__Dataset excerpts__.

--- --- ---

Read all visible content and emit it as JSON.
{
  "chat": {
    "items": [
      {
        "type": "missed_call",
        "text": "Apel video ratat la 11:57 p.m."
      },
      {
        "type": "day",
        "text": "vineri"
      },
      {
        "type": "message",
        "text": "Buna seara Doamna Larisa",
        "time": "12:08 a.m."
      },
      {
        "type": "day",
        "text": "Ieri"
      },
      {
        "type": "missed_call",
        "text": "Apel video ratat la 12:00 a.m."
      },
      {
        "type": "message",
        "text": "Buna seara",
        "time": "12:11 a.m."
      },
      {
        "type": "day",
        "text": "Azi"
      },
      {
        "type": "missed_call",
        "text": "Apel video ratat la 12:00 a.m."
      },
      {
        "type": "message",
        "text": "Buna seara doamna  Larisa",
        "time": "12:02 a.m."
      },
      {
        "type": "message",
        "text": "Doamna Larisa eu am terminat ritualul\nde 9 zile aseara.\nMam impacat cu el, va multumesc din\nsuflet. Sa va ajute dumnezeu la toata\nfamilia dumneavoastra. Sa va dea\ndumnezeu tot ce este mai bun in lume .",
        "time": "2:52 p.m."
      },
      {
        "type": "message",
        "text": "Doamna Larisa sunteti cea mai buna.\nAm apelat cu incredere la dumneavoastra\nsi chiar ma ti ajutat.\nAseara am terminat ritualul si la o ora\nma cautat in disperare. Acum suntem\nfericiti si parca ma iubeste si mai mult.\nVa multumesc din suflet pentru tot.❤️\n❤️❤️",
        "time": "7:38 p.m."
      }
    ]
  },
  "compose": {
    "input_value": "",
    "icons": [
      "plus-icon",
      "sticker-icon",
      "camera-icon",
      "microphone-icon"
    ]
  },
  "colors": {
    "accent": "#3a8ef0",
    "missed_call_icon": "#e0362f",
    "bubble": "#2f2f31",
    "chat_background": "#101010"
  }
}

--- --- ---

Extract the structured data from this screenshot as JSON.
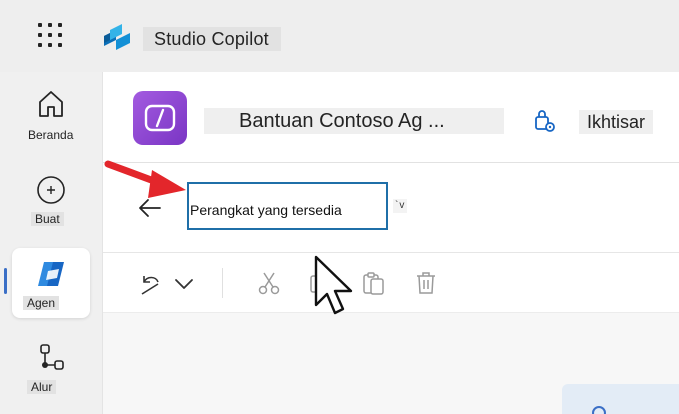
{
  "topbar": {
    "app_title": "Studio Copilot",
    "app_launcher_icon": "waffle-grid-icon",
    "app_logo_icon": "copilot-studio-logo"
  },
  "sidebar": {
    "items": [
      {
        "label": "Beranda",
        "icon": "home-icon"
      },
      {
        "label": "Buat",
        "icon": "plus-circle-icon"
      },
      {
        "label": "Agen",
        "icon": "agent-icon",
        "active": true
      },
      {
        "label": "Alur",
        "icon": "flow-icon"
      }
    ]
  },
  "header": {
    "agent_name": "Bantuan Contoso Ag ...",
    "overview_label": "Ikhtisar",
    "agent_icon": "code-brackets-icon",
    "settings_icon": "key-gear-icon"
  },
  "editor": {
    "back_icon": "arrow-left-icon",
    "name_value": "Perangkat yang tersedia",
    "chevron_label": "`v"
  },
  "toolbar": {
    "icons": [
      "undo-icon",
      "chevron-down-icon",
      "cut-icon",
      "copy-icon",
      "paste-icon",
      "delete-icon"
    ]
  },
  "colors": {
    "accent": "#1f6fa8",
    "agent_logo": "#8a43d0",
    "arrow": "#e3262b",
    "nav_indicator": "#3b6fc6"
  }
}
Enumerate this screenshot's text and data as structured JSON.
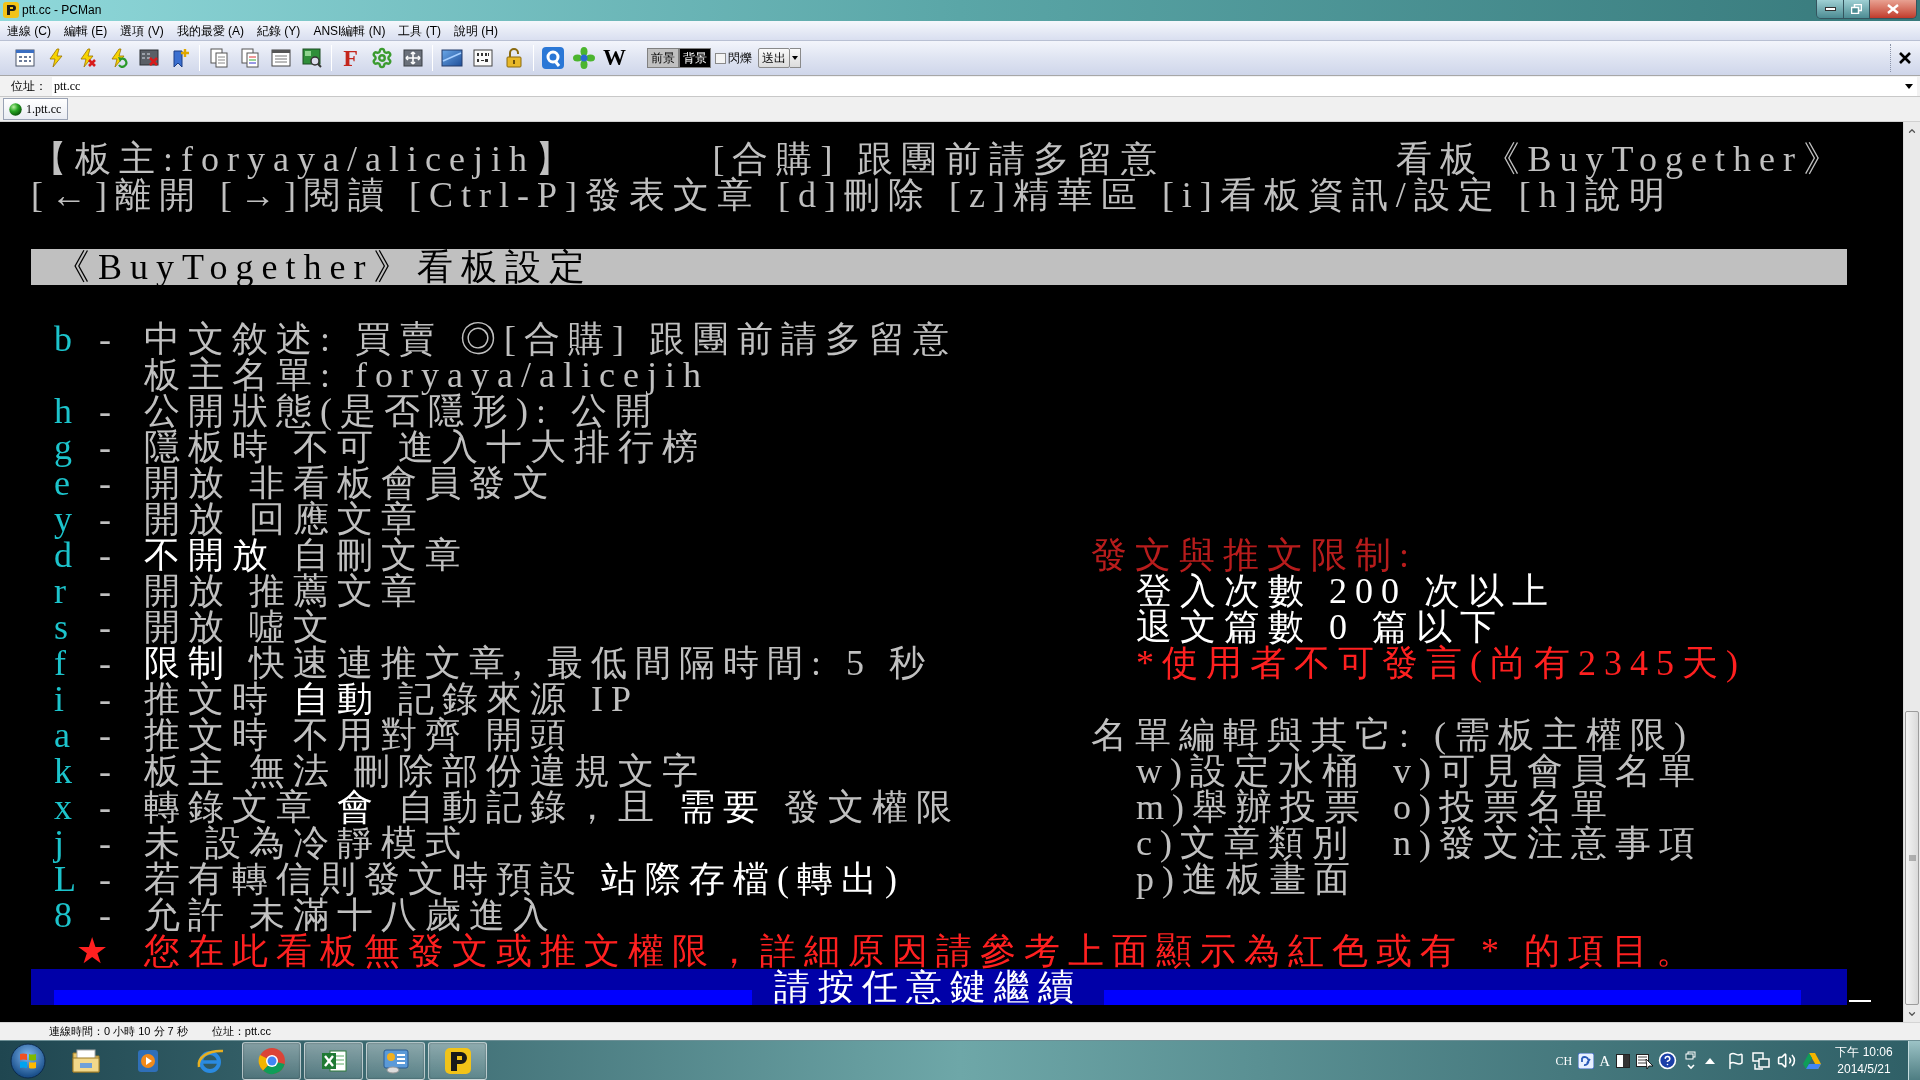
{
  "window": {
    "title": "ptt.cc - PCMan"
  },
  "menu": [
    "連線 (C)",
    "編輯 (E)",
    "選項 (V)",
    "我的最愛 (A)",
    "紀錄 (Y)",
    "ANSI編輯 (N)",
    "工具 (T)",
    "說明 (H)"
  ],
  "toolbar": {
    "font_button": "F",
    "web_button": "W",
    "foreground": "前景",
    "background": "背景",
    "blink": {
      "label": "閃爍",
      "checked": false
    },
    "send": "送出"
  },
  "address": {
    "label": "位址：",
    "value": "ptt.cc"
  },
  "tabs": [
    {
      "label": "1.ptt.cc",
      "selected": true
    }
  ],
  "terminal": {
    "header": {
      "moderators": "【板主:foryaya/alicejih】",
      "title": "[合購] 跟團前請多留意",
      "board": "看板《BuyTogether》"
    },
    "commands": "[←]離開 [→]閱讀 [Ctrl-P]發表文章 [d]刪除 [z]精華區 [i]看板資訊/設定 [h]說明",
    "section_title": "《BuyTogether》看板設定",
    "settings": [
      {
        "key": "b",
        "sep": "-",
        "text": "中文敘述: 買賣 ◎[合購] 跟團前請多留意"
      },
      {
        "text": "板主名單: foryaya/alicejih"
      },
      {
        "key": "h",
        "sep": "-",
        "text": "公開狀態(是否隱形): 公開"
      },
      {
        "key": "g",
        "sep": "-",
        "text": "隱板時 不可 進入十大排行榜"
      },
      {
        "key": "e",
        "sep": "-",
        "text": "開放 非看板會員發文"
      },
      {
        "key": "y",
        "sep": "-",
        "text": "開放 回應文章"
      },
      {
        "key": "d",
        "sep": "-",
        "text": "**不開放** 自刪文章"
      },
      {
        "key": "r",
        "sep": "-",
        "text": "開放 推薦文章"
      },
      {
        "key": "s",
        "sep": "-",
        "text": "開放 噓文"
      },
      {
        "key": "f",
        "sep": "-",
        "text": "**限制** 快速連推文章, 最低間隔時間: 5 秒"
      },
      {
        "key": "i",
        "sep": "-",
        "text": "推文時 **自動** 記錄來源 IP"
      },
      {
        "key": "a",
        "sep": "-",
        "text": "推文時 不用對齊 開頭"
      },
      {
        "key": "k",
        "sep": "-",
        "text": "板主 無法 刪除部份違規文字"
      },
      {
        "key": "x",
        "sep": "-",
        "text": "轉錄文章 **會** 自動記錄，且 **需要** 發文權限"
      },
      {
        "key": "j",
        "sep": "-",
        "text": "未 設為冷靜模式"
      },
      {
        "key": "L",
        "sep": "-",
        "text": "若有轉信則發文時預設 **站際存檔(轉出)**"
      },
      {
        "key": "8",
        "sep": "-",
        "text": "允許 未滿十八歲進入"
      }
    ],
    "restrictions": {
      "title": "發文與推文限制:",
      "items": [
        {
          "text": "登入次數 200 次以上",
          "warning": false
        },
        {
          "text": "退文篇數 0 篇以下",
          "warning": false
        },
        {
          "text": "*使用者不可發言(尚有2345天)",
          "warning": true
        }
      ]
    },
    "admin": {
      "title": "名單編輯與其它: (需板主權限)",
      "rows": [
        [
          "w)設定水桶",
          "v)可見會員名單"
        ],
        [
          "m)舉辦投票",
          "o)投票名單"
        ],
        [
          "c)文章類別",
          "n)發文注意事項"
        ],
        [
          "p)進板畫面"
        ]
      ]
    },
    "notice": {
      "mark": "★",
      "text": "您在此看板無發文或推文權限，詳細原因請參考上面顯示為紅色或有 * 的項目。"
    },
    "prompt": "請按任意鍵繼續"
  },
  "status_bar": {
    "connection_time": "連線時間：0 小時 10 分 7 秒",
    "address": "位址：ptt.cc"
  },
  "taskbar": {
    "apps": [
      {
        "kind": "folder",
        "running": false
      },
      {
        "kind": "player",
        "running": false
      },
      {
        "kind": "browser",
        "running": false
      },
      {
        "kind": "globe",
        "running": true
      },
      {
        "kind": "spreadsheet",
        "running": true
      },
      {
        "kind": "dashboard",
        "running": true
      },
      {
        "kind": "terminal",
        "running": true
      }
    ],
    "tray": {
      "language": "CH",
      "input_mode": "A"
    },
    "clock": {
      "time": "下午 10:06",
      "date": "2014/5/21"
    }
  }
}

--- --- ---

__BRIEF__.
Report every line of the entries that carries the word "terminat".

__ANSWER TO THIS TASK__.
        "text": "Doamna Larisa eu am terminat ritualul\nde 9 zile aseara.\nMam impacat cu el, va multumesc din\nsuflet. Sa va ajute dumnezeu la toata\nfamilia dumneavoastra. Sa va dea\ndumnezeu tot ce este mai bun in lume .",
        "text": "Doamna Larisa sunteti cea mai buna.\nAm apelat cu incredere la dumneavoastra\nsi chiar ma ti ajutat.\nAseara am terminat ritualul si la o ora\nma cautat in disperare. Acum suntem\nfericiti si parca ma iubeste si mai mult.\nVa multumesc din suflet pentru tot.❤️\n❤️❤️",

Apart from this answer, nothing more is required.